Provided information: Begin

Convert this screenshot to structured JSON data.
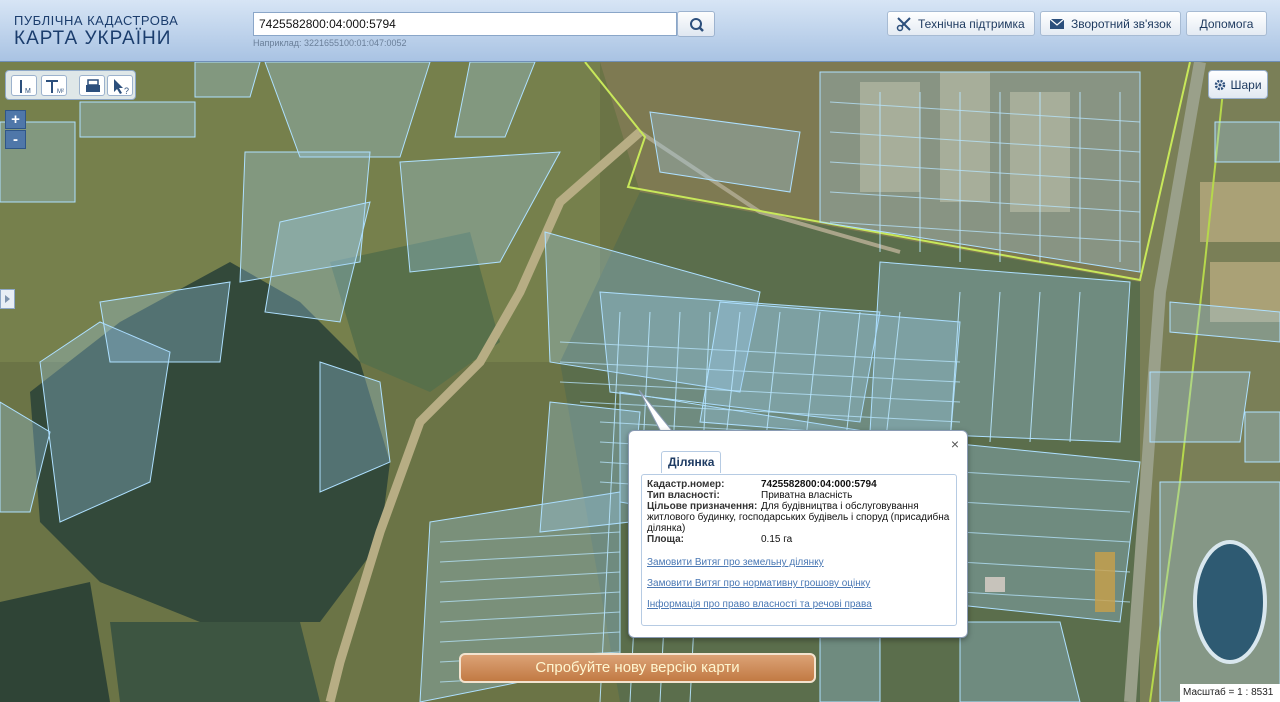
{
  "header": {
    "logo_line1": "ПУБЛІЧНА КАДАСТРОВА",
    "logo_line2": "КАРТА УКРАЇНИ",
    "search_value": "7425582800:04:000:5794",
    "search_hint": "Наприклад: 3221655100:01:047:0052",
    "buttons": {
      "support": "Технічна підтримка",
      "feedback": "Зворотний зв'язок",
      "help": "Допомога"
    }
  },
  "map": {
    "layers_label": "Шари",
    "zoom_in": "+",
    "zoom_out": "-",
    "scale": "Масштаб = 1 : 8531",
    "new_version": "Спробуйте нову версію карти",
    "colors": {
      "parcel": "#9fd0f5",
      "boundary": "#c8e85a",
      "forest": "#2f4a3a"
    }
  },
  "popup": {
    "tab": "Ділянка",
    "close": "×",
    "cadastre_label": "Кадастр.номер:",
    "cadastre_value": "7425582800:04:000:5794",
    "ownership_label": "Тип власності:",
    "ownership_value": "Приватна власність",
    "purpose_label": "Цільове призначення:",
    "purpose_value": "Для будівництва і обслуговування",
    "purpose_rest": "житлового будинку, господарських будівель і споруд (присадибна ділянка)",
    "area_label": "Площа:",
    "area_value": "0.15 га",
    "links": [
      "Замовити Витяг про земельну ділянку",
      "Замовити Витяг про нормативну грошову оцінку",
      "Інформація про право власності та речові права"
    ]
  }
}
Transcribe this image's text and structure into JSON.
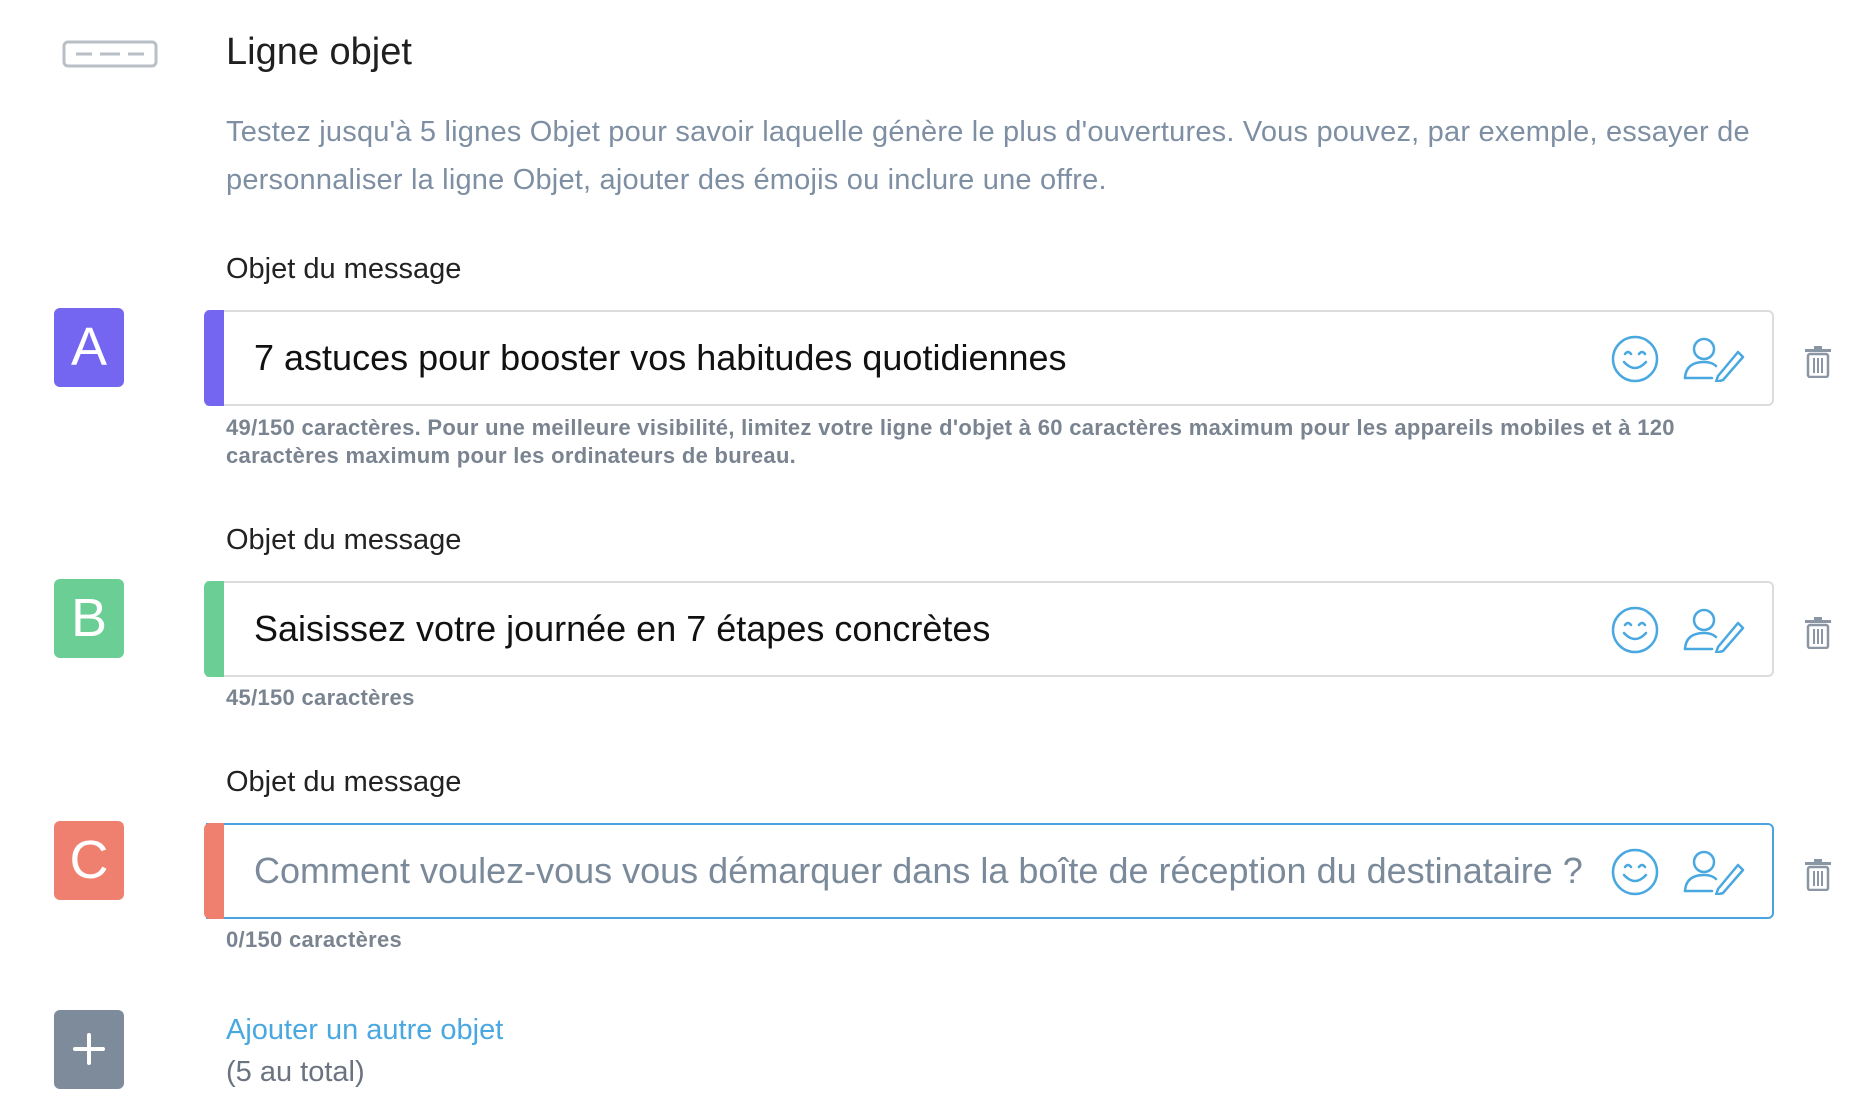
{
  "section": {
    "icon": "subject-line-icon",
    "title": "Ligne objet",
    "description": "Testez jusqu'à 5 lignes Objet pour savoir laquelle génère le plus d'ouvertures. Vous pouvez, par exemple, essayer de personnaliser la ligne Objet, ajouter des émojis ou inclure une offre."
  },
  "subjects": [
    {
      "letter": "A",
      "color": "#7466f0",
      "label": "Objet du message",
      "value": "7 astuces pour booster vos habitudes quotidiennes",
      "placeholder": "",
      "help": "49/150 caractères. Pour une meilleure visibilité, limitez votre ligne d'objet à 60 caractères maximum pour les appareils mobiles et à 120 caractères maximum pour les ordinateurs de bureau."
    },
    {
      "letter": "B",
      "color": "#6bcf95",
      "label": "Objet du message",
      "value": "Saisissez votre journée en 7 étapes concrètes",
      "placeholder": "",
      "help": "45/150 caractères"
    },
    {
      "letter": "C",
      "color": "#ef7f6f",
      "label": "Objet du message",
      "value": "",
      "placeholder": "Comment voulez-vous vous démarquer dans la boîte de réception du destinataire ?",
      "help": "0/150 caractères"
    }
  ],
  "icons": {
    "emoji": "smiley-icon",
    "personalize": "person-edit-icon",
    "delete": "trash-icon",
    "accent_icon_color": "#4aa8e0",
    "trash_color": "#8a96a3"
  },
  "add": {
    "icon": "plus-icon",
    "label": "Ajouter un autre objet",
    "sub": "(5 au total)"
  }
}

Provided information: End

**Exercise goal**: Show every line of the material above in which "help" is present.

**Response**:
      "help": "Допомога"
      "help": "49/150 caractères. Pour une meilleure visibilité, limitez votre ligne d'objet à 60 caractères maximum pour les appareils mobiles et à 120 caractères maximum pour les ordinateurs de bureau."
      "help": "45/150 caractères"
      "help": "0/150 caractères"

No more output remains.